4. I’m not necessarily a big fan of visiting cemeteries but Reykjavik’s is reminiscent of a botanical garden. The 19th century Holavalla Cemetery is dense with foliage and ancient gnarled trees towering over ornate headstones.

5. Walk towards the city’s towering landmark, the church named Hallgrimskirkja, and you’ll find the Einar Jonsson Museum with its postage stamp-size sculpture garden. As you explore the allegorical works, you’ll notice that he was very much influenced by mythological and religious themes.

6. Take a long pleasant walk or a short cab ride to get to the Reykjavik Botanic Garden located in the Laugardalur area. There you can wander twisty paths and inspect the plants that come from all over the world, including New Zealand and Asia. It’s interesting to see so many trees here in a country where tall evergreens are a rarity. Housed in a greenhouse laden with flora, Cafe Flora — a perfect lunch spot — is aptly named.

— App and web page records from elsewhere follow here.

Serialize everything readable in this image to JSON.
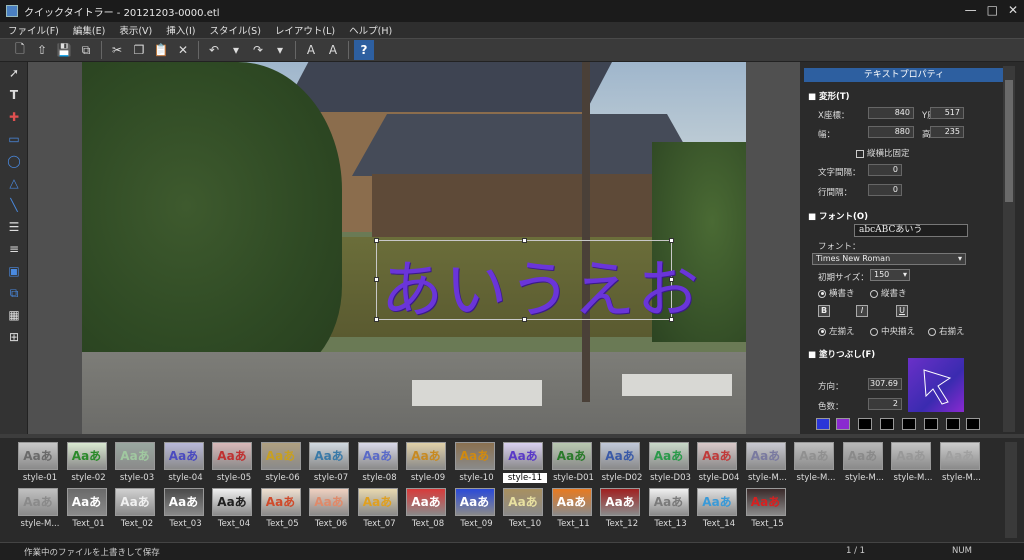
{
  "window": {
    "title": "クイックタイトラー - 20121203-0000.etl",
    "min": "—",
    "max": "□",
    "close": "✕"
  },
  "menu": [
    "ファイル(F)",
    "編集(E)",
    "表示(V)",
    "挿入(I)",
    "スタイル(S)",
    "レイアウト(L)",
    "ヘルプ(H)"
  ],
  "tooltip": "保存",
  "canvas": {
    "sample_text": "あいうえお"
  },
  "panel": {
    "title": "テキストプロパティ",
    "transform": {
      "header": "変形(T)",
      "x_label": "X座標：",
      "x": "840",
      "y_label": "Y座標：",
      "y": "517",
      "w_label": "幅：",
      "w": "880",
      "h_label": "高さ：",
      "h": "235",
      "aspect_label": "縦横比固定",
      "char_spacing_label": "文字間隔：",
      "char_spacing": "0",
      "line_spacing_label": "行間隔：",
      "line_spacing": "0"
    },
    "font": {
      "header": "フォント(O)",
      "preview": "abcABCあいう",
      "font_label": "フォント：",
      "font_name": "Times New Roman",
      "size_label": "初期サイズ：",
      "size": "150",
      "horizontal": "横書き",
      "vertical": "縦書き",
      "bold": "B",
      "italic": "I",
      "underline": "U",
      "align_left": "左揃え",
      "align_center": "中央揃え",
      "align_right": "右揃え"
    },
    "fill": {
      "header": "塗りつぶし(F)",
      "direction_label": "方向：",
      "direction": "307.69",
      "colors_label": "色数：",
      "colors": "2",
      "swatches": [
        "#2a35d8",
        "#8a2ad0",
        "#000000",
        "#000000",
        "#000000",
        "#000000",
        "#000000",
        "#000000"
      ]
    }
  },
  "styles": {
    "row1": [
      {
        "label": "style-01",
        "fg": "#6a6a6a",
        "bg": "#c8c8c8"
      },
      {
        "label": "style-02",
        "fg": "#2a8a2a",
        "bg": "#d8e8d0"
      },
      {
        "label": "style-03",
        "fg": "#a0c8a0",
        "bg": "#9aa8a0"
      },
      {
        "label": "style-04",
        "fg": "#4a4ac0",
        "bg": "#b8b8d8"
      },
      {
        "label": "style-05",
        "fg": "#c03030",
        "bg": "#d8b8b8"
      },
      {
        "label": "style-06",
        "fg": "#c8a020",
        "bg": "#b0a080"
      },
      {
        "label": "style-07",
        "fg": "#3a7aa8",
        "bg": "#d0d8e0"
      },
      {
        "label": "style-08",
        "fg": "#5a6ac8",
        "bg": "#d8d8e8"
      },
      {
        "label": "style-09",
        "fg": "#c88a20",
        "bg": "#e0d0a8"
      },
      {
        "label": "style-10",
        "fg": "#d08a10",
        "bg": "#8a7050"
      },
      {
        "label": "style-11",
        "fg": "#5a3ac8",
        "bg": "#d8d0f0"
      },
      {
        "label": "style-D01",
        "fg": "#2a7a2a",
        "bg": "#b8c8b0"
      },
      {
        "label": "style-D02",
        "fg": "#3a5aa8",
        "bg": "#c0c8d8"
      },
      {
        "label": "style-D03",
        "fg": "#2a9a4a",
        "bg": "#c8d8c8"
      },
      {
        "label": "style-D04",
        "fg": "#c03a3a",
        "bg": "#d8c8c8"
      },
      {
        "label": "style-M...",
        "fg": "#7a7aa0",
        "bg": "#c8c8d0"
      },
      {
        "label": "style-M...",
        "fg": "#909090",
        "bg": "#c0c0c0"
      },
      {
        "label": "style-M...",
        "fg": "#8a8a8a",
        "bg": "#b8b8b8"
      },
      {
        "label": "style-M...",
        "fg": "#989898",
        "bg": "#c4c4c4"
      },
      {
        "label": "style-M...",
        "fg": "#a0a0a0",
        "bg": "#cccccc"
      }
    ],
    "row2": [
      {
        "label": "style-M...",
        "fg": "#8a8a8a",
        "bg": "#c0c0c0"
      },
      {
        "label": "Text_01",
        "fg": "#ffffff",
        "bg": "#6a6a6a"
      },
      {
        "label": "Text_02",
        "fg": "#f0f0f0",
        "bg": "#d0d0d0"
      },
      {
        "label": "Text_03",
        "fg": "#ffffff",
        "bg": "#4a4a4a"
      },
      {
        "label": "Text_04",
        "fg": "#202020",
        "bg": "#f0f0f0"
      },
      {
        "label": "Text_05",
        "fg": "#d04a2a",
        "bg": "#f0e0d0"
      },
      {
        "label": "Text_06",
        "fg": "#e08a6a",
        "bg": "#f0d0c0"
      },
      {
        "label": "Text_07",
        "fg": "#e0a020",
        "bg": "#e8d8b0"
      },
      {
        "label": "Text_08",
        "fg": "#ffffff",
        "bg": "#d83a3a"
      },
      {
        "label": "Text_09",
        "fg": "#ffffff",
        "bg": "#2a4ad8"
      },
      {
        "label": "Text_10",
        "fg": "#e8e0a0",
        "bg": "#a89060"
      },
      {
        "label": "Text_11",
        "fg": "#ffffff",
        "bg": "#e87a20"
      },
      {
        "label": "Text_12",
        "fg": "#ffffff",
        "bg": "#a02020"
      },
      {
        "label": "Text_13",
        "fg": "#7a7a7a",
        "bg": "#f0f0f0"
      },
      {
        "label": "Text_14",
        "fg": "#3a9ad8",
        "bg": "#e0e0e0"
      },
      {
        "label": "Text_15",
        "fg": "#d82020",
        "bg": "#3a2a2a"
      }
    ],
    "selected": "style-11"
  },
  "status": {
    "message": "作業中のファイルを上書きして保存",
    "page": "1 / 1",
    "num": "NUM"
  }
}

7. Certainly, one of Reykjavik’s most famous features is the Blue Lagoon with its series of geothermal pools and rejuvenating silica mud where you could luxuriate for most of the day. But, its location midway between downtown and the airport, hardly makes it convenient. You can choose from an array of mud and other spa treatments at their downtown location that’s not far from the Botanic Garden. If you choose a treatment, you also have access to the mega health club (Hreyfing) that’s in the same building. Or simply opt for a day pass to the health club.

8. And, if you can’t get enough of the water, Reykjavik even has a beach, but, like so much in the city, it’s hardly ordinary. Nautholsvik, a petite half-moon bay that’s easily accessible by bike, bus or cab, is geothermally heated and man made: the sand was trucked in. And if the water isn’t hot enough for you, there are hot tubs located just offshore and on the coast beside the sand so you can bake. Pick a sunny day to visit and you’ll find dozens of Icelanders soaking, lying on the sand, or playing volleyball.

7 comments:

Jesaka Long said...

I've always thought it would be an amazing experience to visit Iceland -- and that was before have the opportunity to read any inside tips. Thanks for sharing your secret Reykjavik tips. I look forward to reading more about your experiences in Iceland!

Susan Johnston said...

I have been to Reykjavik, but only the airport, so that probably doesn't count. Thanks for the tips, Jeanine!

JTravel said...

Hi Jesaka, I'm glad you enjoyed the tips. Iceland is a very amazing place with surprises around every corner.

JTravel said...

Hi Susan, Well, the airport counts a bit but hopefully if you ever have more time, you'll be able to explore the rest of the capital.

Alisa Bowman said...

My husband and I were going to babymoon there. Alas, we had to cancel the trip because he broke his leg. And, then, well, the baby came. It's on my list!

JTravel said...

Hi Alisa, Reyjavik would've been a great venue for a babymoon. But I'm sure you'll totally enjoy it with the baby down the road.

canvas art said...

What a wonderful post, thank you for sharing these tips with us, very helpful.